- Knowledge of Language, History and Culture
- K-l INQA Question and Investigate – Scientific investigations involve asking and trying to answer a question about the natural war’la’by making and recording observations.
- K-l APPD Counting, classifying, and measuring can sometimes be helpful in solving a problem.
- K-l LS2A There are different kinds of natural areas, or habitats, where many different plants and animals live together.
- K-l LS2B A habitat supports the growth of many different plants and animals by meeting their basic needs of food, water, and shelter.
- K-l LS1F Most plants have roots to get water and leaves to gather sunlight.
ENVIRONMENTAL AND SUSTAINABILITY EDUCATION K-1
- Standard 1: Ecological, Social, and Economic Systems Students develop knowledge of the interconnections and interdependency of ecological, social, and economic systems.

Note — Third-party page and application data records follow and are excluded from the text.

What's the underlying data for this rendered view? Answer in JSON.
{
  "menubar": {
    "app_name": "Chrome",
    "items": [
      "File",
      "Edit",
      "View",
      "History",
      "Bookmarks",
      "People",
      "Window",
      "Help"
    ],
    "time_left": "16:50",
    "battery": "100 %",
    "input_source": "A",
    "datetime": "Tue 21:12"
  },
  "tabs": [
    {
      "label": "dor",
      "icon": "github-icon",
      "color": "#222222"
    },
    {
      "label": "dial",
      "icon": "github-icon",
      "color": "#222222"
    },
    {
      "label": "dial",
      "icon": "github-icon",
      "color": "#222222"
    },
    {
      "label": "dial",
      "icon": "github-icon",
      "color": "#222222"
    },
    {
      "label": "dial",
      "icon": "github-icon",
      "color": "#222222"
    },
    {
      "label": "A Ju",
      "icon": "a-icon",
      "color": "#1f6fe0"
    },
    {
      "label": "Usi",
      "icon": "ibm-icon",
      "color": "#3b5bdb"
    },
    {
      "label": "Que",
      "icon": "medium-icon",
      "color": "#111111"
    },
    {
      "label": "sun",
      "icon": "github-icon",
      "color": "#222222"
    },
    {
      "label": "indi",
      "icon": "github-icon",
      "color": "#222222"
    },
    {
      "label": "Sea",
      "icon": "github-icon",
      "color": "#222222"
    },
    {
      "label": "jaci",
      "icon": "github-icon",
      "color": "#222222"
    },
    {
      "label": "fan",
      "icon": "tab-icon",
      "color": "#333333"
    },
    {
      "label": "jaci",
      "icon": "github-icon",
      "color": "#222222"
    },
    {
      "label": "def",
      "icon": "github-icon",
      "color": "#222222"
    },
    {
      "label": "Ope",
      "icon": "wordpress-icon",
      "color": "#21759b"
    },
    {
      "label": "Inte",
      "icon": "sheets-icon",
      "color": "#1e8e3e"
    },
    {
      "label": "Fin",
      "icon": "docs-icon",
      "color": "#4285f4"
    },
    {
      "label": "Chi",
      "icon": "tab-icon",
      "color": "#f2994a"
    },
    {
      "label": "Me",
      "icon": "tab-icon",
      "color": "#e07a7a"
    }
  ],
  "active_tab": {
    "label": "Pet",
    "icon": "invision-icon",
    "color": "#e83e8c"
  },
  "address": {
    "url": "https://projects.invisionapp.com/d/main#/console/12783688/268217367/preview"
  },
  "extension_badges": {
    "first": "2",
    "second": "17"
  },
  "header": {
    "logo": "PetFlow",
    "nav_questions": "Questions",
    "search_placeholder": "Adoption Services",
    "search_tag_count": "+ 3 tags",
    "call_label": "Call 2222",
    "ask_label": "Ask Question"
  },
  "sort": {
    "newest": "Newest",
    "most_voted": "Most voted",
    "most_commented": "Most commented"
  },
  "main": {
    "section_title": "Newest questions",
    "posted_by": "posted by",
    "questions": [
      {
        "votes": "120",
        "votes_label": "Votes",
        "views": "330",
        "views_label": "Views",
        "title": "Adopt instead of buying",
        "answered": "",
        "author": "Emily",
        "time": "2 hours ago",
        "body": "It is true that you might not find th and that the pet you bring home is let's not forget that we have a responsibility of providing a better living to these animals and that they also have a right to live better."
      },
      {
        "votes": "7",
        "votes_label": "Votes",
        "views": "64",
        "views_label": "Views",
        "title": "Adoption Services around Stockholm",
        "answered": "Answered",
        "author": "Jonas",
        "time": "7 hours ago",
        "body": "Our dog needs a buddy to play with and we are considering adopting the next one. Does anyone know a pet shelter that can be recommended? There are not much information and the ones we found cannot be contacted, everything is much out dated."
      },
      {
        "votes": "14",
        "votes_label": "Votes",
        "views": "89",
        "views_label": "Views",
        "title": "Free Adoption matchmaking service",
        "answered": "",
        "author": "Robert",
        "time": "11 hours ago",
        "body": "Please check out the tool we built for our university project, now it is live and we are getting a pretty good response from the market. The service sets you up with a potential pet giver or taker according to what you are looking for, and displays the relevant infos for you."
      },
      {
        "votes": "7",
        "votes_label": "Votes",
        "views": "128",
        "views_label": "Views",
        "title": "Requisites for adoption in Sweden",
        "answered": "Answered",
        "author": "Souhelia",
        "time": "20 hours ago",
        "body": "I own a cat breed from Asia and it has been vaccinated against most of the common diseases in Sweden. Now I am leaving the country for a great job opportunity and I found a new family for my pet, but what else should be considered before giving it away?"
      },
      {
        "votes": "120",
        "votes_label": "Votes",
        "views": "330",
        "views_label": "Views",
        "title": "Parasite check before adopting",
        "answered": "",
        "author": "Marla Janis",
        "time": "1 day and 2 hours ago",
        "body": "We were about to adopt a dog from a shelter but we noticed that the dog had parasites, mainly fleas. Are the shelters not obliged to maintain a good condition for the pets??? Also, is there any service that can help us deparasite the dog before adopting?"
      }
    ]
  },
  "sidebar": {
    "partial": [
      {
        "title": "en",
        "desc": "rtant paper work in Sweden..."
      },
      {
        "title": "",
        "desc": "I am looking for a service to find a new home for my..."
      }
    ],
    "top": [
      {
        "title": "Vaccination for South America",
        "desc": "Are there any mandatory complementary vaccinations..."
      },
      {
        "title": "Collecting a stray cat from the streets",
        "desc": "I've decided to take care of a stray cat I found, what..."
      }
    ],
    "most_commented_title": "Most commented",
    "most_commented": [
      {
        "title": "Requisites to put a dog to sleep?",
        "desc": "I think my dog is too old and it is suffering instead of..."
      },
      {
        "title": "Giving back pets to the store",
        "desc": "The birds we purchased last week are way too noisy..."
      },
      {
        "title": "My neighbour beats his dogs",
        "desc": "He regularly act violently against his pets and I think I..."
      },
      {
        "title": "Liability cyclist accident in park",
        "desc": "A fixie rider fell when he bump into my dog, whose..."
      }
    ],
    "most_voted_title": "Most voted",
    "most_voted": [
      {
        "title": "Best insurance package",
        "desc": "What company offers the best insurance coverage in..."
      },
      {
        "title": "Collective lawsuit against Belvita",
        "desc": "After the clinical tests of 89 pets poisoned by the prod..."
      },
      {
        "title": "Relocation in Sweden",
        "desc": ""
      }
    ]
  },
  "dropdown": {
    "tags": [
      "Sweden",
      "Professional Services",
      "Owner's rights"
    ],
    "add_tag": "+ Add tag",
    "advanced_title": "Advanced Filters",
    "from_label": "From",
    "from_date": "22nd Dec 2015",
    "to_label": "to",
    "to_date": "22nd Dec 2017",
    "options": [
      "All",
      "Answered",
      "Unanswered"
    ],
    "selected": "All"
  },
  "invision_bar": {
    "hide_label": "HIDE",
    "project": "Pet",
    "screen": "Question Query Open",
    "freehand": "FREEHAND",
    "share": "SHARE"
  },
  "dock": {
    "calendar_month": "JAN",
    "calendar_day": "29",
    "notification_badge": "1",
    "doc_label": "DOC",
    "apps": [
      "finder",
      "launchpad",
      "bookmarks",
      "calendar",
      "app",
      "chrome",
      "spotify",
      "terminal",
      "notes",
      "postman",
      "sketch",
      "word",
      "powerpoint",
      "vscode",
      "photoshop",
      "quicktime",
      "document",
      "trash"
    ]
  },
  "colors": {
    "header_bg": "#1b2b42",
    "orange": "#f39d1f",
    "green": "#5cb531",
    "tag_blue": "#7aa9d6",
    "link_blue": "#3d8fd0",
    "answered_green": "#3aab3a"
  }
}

They demonstrate understanding of how the health of these systems determines the sustainability of natural and human communities at local, regional, national, and global levels.
- Standard 2: The Natural and Built Environment Students engage in inquiry and systems thinking and use information gained through learning experiences in, about, and for the environment to understand the structure, components, and processes of natural and human-built environment.
- Standard 3: Sustainability and Civic Responsibility Students develop and apply the knowledge, perspective, vision, skills, and habits of mind necessary to make personal and collective decisions and take actions that promote sustainability.
Common Core Standards
KINDERGARTEN SPEAKING AND LISTENING STANDARDS
Comprehension and Collaboration
Ask and answer questions in order to seek help, get information, or clarify something that is not understood.
COLLEGE AND CAREER READINESS ANCHOR STANDARDS FOR LANGUAGE
Vocabulary Acquisition and Use
Acquire and use accurately a range of general academic and domain-specific words and phrases sufficient for reading, writing, speaking and listening at the college and career readiness level.
LANGUAGE STANDARDS K-5
Conventions of Standard English
Use frequently occurring nouns and verbs when speaking or writing;
Produce and expand complete sentences in shared language activities.
Vocabulary Acquisition and Use
Identify real life connections between words and their use;
Use words and phrases acquired through conversations, reading and being read to, and responding to texts.
Measurement and data
Describe measurable attributes of objects;
Describe several measurable attributes of a single object;
Geometry Describe objects in the environment using names of shapes and describe the relative positions of these objects using terms such as above, below, beside, in front of, behind and next to.
Spokane Tribal Standards
- A.3 – acquire and pass on the traditions of their community through oral and written history;
- A.4 – practice their traditional responsibilities to the surrounding environment;
- A.6 – live a life in accordance with the cultural values and traditions of the local community and integrate them into their everyday behavior;
- B.2 – make effective use of the knowledge, skills and ways of knowing from their own cultural traditions to learn about the larger world in which they live;
- B.3 – Make appropriate choices regarding the long-term consequences of their actions;
- C.I – perform subsistence activities in ways that are appropriate to local cultural traditions;
- C.4 – enter into and function effectively in a variety of cultural settings;
- D.I – acquire in-depth cultural knowledge through active participation and meaningful interaction with Elders;
- D.3 – interact with Elders in a loving and respectful way that demonstrates an appreciation of their role as culture bearers and educators in the community;
- E.2 – understand the ecology and geography of the bioregion they inhabit;
- E.3 – demonstrate an understanding of the relationship between world view and the way knowledge is formed and used;
- E.8 – Identify who they are and their place in the world.